#### RECORDED DATA
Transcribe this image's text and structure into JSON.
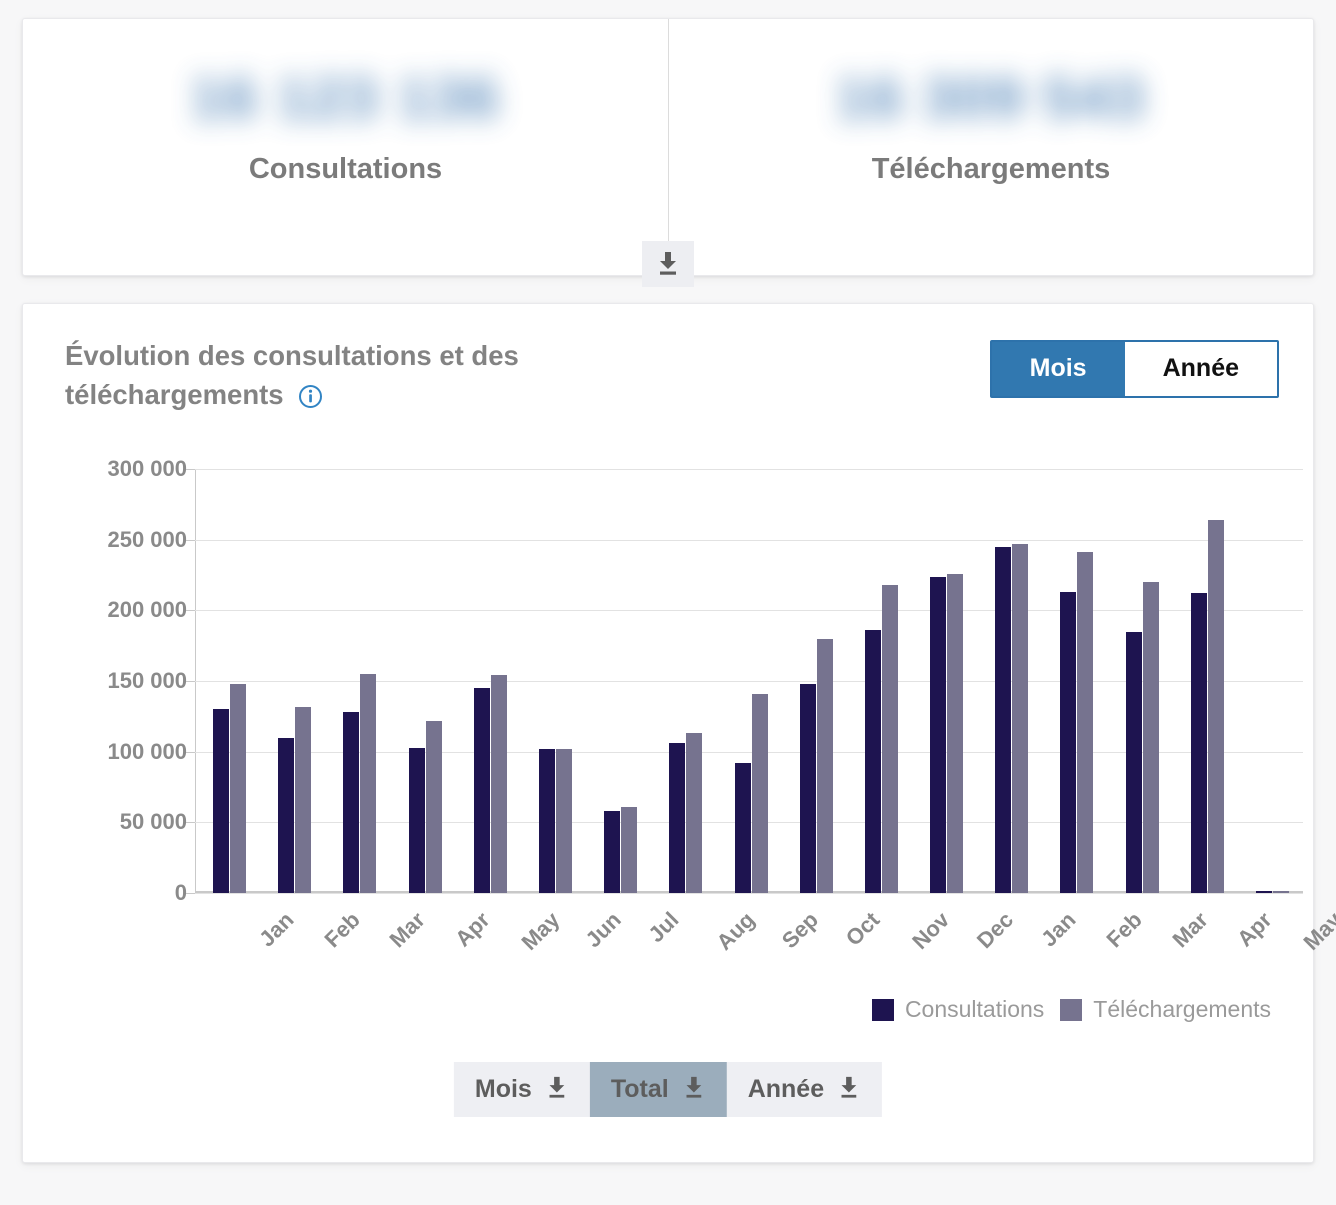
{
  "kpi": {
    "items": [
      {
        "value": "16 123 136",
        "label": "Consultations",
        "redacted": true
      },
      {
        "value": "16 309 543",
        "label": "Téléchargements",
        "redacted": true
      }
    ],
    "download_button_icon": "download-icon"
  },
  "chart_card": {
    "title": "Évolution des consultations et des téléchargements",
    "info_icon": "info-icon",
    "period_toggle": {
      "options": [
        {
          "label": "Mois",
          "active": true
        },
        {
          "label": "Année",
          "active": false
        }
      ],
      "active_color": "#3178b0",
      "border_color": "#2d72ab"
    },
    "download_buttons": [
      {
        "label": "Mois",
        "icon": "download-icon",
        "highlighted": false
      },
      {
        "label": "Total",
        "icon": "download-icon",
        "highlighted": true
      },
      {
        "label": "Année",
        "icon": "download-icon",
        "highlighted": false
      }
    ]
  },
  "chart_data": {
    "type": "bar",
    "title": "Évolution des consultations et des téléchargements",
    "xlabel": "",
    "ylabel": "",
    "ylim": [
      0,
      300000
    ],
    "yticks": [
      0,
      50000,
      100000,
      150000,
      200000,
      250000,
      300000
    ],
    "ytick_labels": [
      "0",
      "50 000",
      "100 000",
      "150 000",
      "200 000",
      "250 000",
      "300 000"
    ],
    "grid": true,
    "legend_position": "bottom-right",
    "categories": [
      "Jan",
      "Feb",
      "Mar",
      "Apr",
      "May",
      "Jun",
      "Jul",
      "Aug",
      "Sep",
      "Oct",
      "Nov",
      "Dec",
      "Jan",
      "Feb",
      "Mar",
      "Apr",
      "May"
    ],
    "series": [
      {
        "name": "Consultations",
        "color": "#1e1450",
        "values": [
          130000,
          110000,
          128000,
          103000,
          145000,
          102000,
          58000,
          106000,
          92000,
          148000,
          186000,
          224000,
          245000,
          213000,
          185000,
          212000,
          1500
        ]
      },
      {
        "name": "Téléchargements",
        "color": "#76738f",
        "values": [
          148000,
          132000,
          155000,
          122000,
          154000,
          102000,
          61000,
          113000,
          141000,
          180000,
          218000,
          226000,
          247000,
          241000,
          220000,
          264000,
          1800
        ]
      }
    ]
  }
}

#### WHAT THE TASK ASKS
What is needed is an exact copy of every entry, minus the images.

#### TASK ANSWER
Transcribe this image's text and structure into JSON.
{
  "kpi": {
    "items": [
      {
        "value": "16 123 136",
        "label": "Consultations",
        "redacted": true
      },
      {
        "value": "16 309 543",
        "label": "Téléchargements",
        "redacted": true
      }
    ],
    "download_button_icon": "download-icon"
  },
  "chart_card": {
    "title": "Évolution des consultations et des téléchargements",
    "info_icon": "info-icon",
    "period_toggle": {
      "options": [
        {
          "label": "Mois",
          "active": true
        },
        {
          "label": "Année",
          "active": false
        }
      ],
      "active_color": "#3178b0",
      "border_color": "#2d72ab"
    },
    "download_buttons": [
      {
        "label": "Mois",
        "icon": "download-icon",
        "highlighted": false
      },
      {
        "label": "Total",
        "icon": "download-icon",
        "highlighted": true
      },
      {
        "label": "Année",
        "icon": "download-icon",
        "highlighted": false
      }
    ]
  },
  "chart_data": {
    "type": "bar",
    "title": "Évolution des consultations et des téléchargements",
    "xlabel": "",
    "ylabel": "",
    "ylim": [
      0,
      300000
    ],
    "yticks": [
      0,
      50000,
      100000,
      150000,
      200000,
      250000,
      300000
    ],
    "ytick_labels": [
      "0",
      "50 000",
      "100 000",
      "150 000",
      "200 000",
      "250 000",
      "300 000"
    ],
    "grid": true,
    "legend_position": "bottom-right",
    "categories": [
      "Jan",
      "Feb",
      "Mar",
      "Apr",
      "May",
      "Jun",
      "Jul",
      "Aug",
      "Sep",
      "Oct",
      "Nov",
      "Dec",
      "Jan",
      "Feb",
      "Mar",
      "Apr",
      "May"
    ],
    "series": [
      {
        "name": "Consultations",
        "color": "#1e1450",
        "values": [
          130000,
          110000,
          128000,
          103000,
          145000,
          102000,
          58000,
          106000,
          92000,
          148000,
          186000,
          224000,
          245000,
          213000,
          185000,
          212000,
          1500
        ]
      },
      {
        "name": "Téléchargements",
        "color": "#76738f",
        "values": [
          148000,
          132000,
          155000,
          122000,
          154000,
          102000,
          61000,
          113000,
          141000,
          180000,
          218000,
          226000,
          247000,
          241000,
          220000,
          264000,
          1800
        ]
      }
    ]
  }
}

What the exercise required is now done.